- Facilitate the use of alternative fuels over fossil fuels
- Increase the practice of clay calcination and thereby reduce the volume of clinker
- Introduce circular economy and alternative raw materials
The road ahead
The roadmap for the next decade is pitched to be filled with research and development opportunities, collaboration between industry stakeholders and a wide range of product innovation activities. Our plan has three phases with different focuses.
Over the next two years, we will make it easier to obtain 100 percent alternative fuel firing and complete fuel flexibility. The latter describes the ability to fire a variety of fuel types to avoid relying on a single source. Refuse-derived fuel (RDF) is an example of alternative fuel.
We will focus our effort on gasification technology, to first produce stable, clean and sustainable combustion gas in the calciner; and as a second step, deploy this solution to the main burner.
Meanwhile we will use process control solutions to maintain clinker quality while firing fuels of varying properties. This will enable fuel flexibility, i.e. the ability to fire a variety of fuel types and avoid reliance on a single source. Research in alternative sources of heat, such as solar, nuclear, and electric, as well as the development of heat-free calcination is also being conducted.
Spanning five years, phase two starts in 2020 and focuses on lowering the volume of clinker by accelerating deployment of clay calcination and promoting the use of clinker/clay/limestone blends.
The first step will be to demonstrate industrial-scale clay calcination for use as a cementitious binder, and second step is to decarbonize this process via electrification. Clay is particularly interesting as it is abundant in growth regions which also face a lack of good quality limestone.
Sustainability and circular economy go hand-in-hand. Once phase two has wrapped up, we’ll turn our focus to leveraging this final phase. The goal is to reduce overall calcination emissions. Where this is not possible, the emissions will be offset through producing brown fuels. There are three pathways that can contribute to this goal:
- Deploy geopolymers to commercialise a process solution for cementitious binders with extremely low clinker content.
- Replace limestone with cement recycled from old concrete structures. This strategy will effectively bring calcination emissions down to zero.

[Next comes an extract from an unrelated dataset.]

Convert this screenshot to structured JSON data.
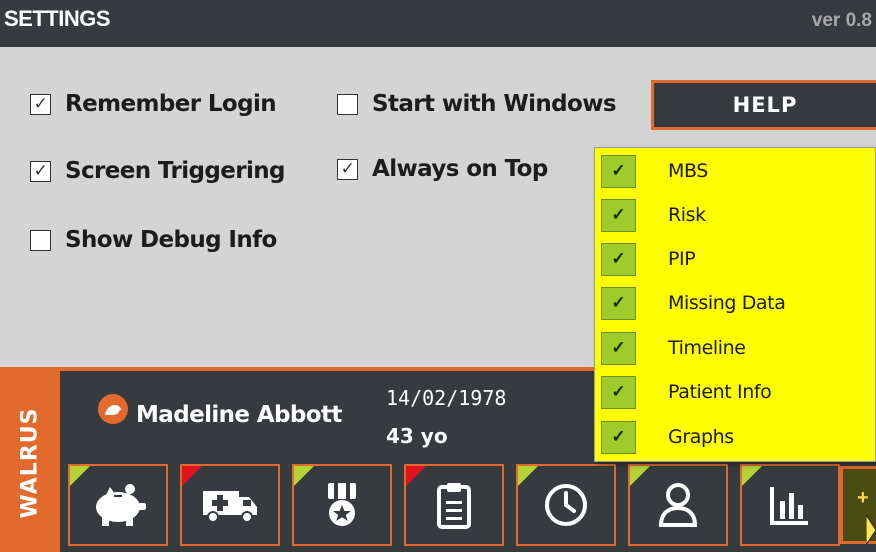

- Use the cement plant to produce synthetic fuels, which are drop-in replacement fuels. By using a larger version of our alternative fuel gasifier, it will be possible to recycle waste into useful hydrocarbons for the aviation and maritime industries. This pathway has the potential to earn additional revenue, dispose of more waste, and close the carbon loop by replacing fossil hydrocarbons with recycled hydrocarbons.
The solutions being described in our roadmap are not revolutionary, more of a natural evolution of the many efforts already ongoing across the FLSmidth Group. What needs to happen now is cohesive collaboration across our industry to create solutions that will get us there by 2030.
I hope that this behind-the-scenes glimpse answers some of the questions raised following the announcement of MissionZero. Perhaps it will spark new questions and generate more conversations, which will raise even more awareness around sustainability in the cement industry. Every industry and individual has a part to play if we are to meet the goals of the Paris Agreement.